Dr. Paul White was repeatedly questioned about the ways in which Dr. Conrad Murray had broken guidelines and rules in his treatment of Jackson.
White acknowledged that the type of pulse monitor that Murray was using on Jackson’s finger was inadequate to properly monitor the singer when the physician left the room.
Murray, who has pleaded not guilty to involuntary manslaughter, has acknowledged he was giving Jackson doses of the anestheticpropofol in the singer’s bedroom as a sleep aid. He told police that he left Jackson’s room for two minutes on June 25, 2009, and returned to find the pop superstar unresponsive.
White also said he would not leave the room if he were treating a patient who had indicated he liked to inject propofol into himself, as Murray claims that Jackson had told him.
Superior Court Judge Michael Pastor had to interrupt testimony and admonish White after the researcher repeatedly referenced conversations he had with Murray. The judge has excluded testimony about those discussions.
“Dr. White is trying to offer a response he thinks is helpful,” Pastorsaid of White’s comments. At one point Monday, White said he had been told that Jackson had his own stash of propofol beyond the hundreds of the drug that Murray had purchased and shipped to his girlfriend’s apartment.
Pastor warned White not to try to bring up the conversations or other excluded information again.
“It’s deliberate and I don’t like it,” Pastor said. “It’s not going to happen again.”

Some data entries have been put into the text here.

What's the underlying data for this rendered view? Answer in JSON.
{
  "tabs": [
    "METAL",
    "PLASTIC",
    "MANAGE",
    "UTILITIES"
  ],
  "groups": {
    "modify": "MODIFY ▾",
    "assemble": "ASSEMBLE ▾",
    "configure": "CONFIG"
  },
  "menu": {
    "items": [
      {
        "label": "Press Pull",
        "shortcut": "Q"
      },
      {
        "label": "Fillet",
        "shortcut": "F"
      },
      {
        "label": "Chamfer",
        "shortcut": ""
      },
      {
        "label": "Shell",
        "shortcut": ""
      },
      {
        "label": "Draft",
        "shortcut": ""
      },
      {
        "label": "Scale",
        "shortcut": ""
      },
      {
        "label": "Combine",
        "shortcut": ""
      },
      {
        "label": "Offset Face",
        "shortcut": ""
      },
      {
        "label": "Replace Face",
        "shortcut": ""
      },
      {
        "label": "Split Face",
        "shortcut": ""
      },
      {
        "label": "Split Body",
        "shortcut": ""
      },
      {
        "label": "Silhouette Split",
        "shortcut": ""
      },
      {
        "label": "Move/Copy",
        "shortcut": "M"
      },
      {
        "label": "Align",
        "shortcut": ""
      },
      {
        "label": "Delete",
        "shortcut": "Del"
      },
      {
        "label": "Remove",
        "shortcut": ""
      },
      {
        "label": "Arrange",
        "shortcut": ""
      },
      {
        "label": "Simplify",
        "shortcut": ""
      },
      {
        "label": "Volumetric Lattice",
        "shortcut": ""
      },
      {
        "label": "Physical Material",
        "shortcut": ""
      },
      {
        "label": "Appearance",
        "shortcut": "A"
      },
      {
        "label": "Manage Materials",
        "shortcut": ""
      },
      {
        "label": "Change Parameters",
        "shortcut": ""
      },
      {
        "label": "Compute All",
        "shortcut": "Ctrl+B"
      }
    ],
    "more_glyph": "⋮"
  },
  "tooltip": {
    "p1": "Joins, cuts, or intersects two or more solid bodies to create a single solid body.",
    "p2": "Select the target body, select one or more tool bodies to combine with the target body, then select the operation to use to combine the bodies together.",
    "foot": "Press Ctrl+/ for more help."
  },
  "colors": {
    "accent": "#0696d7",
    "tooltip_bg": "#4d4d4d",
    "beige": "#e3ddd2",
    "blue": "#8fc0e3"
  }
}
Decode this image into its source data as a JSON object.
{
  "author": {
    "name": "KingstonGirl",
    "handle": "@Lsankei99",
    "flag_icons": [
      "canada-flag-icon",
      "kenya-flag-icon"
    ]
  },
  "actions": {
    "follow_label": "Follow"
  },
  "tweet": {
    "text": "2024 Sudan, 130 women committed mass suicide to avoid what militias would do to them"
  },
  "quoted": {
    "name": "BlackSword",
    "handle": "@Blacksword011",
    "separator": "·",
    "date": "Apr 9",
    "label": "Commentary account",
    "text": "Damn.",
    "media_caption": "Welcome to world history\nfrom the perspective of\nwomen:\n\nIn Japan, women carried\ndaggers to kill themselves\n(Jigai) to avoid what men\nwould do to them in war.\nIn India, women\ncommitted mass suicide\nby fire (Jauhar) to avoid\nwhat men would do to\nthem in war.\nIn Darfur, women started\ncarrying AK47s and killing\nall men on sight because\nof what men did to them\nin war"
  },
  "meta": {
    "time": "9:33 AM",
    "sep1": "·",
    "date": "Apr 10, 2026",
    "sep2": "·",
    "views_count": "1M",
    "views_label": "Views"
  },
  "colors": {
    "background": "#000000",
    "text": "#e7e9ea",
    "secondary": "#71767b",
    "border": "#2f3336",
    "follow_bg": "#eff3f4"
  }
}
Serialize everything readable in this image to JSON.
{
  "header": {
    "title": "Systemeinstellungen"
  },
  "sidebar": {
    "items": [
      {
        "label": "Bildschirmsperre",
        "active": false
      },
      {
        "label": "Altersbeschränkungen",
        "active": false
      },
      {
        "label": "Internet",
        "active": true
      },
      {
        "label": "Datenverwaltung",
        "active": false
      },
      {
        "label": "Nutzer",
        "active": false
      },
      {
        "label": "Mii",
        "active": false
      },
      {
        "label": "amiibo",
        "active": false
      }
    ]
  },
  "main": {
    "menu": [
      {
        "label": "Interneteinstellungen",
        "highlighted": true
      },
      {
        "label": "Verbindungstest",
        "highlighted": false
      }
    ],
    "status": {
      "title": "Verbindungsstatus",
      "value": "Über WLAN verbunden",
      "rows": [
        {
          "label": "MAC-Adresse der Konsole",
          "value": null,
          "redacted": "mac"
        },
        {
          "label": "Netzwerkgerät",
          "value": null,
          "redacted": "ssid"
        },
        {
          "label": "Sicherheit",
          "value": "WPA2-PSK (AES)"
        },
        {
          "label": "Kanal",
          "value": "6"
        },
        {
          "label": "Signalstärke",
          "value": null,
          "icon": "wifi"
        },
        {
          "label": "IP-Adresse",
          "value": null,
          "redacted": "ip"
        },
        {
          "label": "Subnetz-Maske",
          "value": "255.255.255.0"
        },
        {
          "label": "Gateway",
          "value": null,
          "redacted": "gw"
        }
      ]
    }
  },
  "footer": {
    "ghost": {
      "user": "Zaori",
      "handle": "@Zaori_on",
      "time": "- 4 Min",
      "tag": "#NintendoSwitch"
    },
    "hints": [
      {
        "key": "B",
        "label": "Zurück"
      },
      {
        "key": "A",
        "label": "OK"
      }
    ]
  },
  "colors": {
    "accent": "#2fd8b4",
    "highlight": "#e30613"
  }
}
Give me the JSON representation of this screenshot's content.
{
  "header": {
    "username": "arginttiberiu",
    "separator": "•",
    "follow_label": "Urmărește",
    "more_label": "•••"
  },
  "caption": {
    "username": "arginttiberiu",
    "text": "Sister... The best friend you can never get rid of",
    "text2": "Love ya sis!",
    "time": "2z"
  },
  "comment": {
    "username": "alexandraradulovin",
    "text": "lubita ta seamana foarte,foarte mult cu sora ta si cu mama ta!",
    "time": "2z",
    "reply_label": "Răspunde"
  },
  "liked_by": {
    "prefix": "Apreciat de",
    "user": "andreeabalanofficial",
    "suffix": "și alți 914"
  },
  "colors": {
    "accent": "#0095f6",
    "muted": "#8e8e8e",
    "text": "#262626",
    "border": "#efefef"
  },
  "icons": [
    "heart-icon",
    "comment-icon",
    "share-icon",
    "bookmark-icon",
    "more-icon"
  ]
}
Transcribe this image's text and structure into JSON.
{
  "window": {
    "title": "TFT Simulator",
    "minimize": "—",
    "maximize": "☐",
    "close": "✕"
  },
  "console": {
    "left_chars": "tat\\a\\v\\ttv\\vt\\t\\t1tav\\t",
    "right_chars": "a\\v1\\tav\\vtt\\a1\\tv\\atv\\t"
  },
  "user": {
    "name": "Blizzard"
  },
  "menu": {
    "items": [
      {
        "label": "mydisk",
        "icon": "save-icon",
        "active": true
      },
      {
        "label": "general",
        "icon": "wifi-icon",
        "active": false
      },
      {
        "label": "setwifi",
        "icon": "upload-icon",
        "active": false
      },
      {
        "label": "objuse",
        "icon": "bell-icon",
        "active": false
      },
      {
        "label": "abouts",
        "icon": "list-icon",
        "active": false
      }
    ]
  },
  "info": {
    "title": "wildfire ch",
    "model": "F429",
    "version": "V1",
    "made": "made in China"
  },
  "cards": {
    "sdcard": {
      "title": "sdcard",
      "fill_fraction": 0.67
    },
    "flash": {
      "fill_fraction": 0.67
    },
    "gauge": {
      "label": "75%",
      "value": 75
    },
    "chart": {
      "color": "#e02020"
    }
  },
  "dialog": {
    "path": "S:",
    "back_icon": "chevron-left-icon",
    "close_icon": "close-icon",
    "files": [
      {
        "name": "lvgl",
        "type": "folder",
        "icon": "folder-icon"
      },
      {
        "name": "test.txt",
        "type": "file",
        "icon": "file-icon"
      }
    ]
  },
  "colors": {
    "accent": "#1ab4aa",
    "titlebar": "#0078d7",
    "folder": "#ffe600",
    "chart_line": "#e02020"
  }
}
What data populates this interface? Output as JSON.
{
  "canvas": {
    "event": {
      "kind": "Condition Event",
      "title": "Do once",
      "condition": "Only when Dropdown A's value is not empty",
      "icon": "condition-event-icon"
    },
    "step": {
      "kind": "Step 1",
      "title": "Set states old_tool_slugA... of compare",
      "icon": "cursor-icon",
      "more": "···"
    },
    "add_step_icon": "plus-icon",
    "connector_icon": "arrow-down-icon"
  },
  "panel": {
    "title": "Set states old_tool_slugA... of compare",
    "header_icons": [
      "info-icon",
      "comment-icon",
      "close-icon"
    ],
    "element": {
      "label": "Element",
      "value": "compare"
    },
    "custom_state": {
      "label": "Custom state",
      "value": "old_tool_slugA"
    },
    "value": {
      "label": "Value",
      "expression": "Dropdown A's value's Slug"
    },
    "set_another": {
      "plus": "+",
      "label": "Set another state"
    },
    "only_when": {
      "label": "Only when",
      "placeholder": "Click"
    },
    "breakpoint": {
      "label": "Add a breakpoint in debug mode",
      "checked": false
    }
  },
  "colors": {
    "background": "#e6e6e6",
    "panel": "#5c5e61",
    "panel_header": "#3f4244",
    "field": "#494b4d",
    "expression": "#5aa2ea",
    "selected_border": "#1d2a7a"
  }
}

Deputy District Attorney David Walgren pointedly questioned White, a retired professor and clinical researcher, about the circumstances of Murray’s care based on his interview with police two days after Jackson’s death. White told jurors last week that he believes all the evidence in the case shows that Jackson must have self-administered propofol when Murray left the room.
Walgren and White noted the unique circumstances of the case.
“Have you ever administered propofol in someone’s bedroom?” Walgren asked.
“No, I have not,” White replied.
“Have you ever heard of someone doing that prior to this case?” the prosecutor asked.
“No, I have not,” White responded.
Later, White said Murray’s treatment of Jackson was different from how propofol is supposed to be used — as an anesthetic used in hospital or clinical settings.
“This was an unusual case because the doctor was trying to allow the patient to achieve a sleep state,” White said.
White retired last year after conducting research on propofol before it was approved for use in the United States. He told jurors that he has been paid $11,000 for his work on the case so far.
White’s testimony has put him at odds with his colleague and longtime friend, Dr. Steven Shafer, who testified for the prosecutor. Shafer said White’s self-administration theory is not supported by the evidence in the case, in his view, and he called the theory “crazy” during his testimony earlier this month.
White and Shafer were colleagues at Stanford University and conducted research on propofol before it was approved for use in U.S. operating rooms in 1989. Both help edit a leading anesthesia journal. Until White’s retirement last year, both were practicing anesthesiologists.
Shafer said Murray committed 17 egregious violations of the standard of care and should never have been giving the singer propofol as a sleep aid.
“We are in pharmacological never-never land here, something that was done to Michael Jackson and no one else in history to my knowledge,” he told jurors.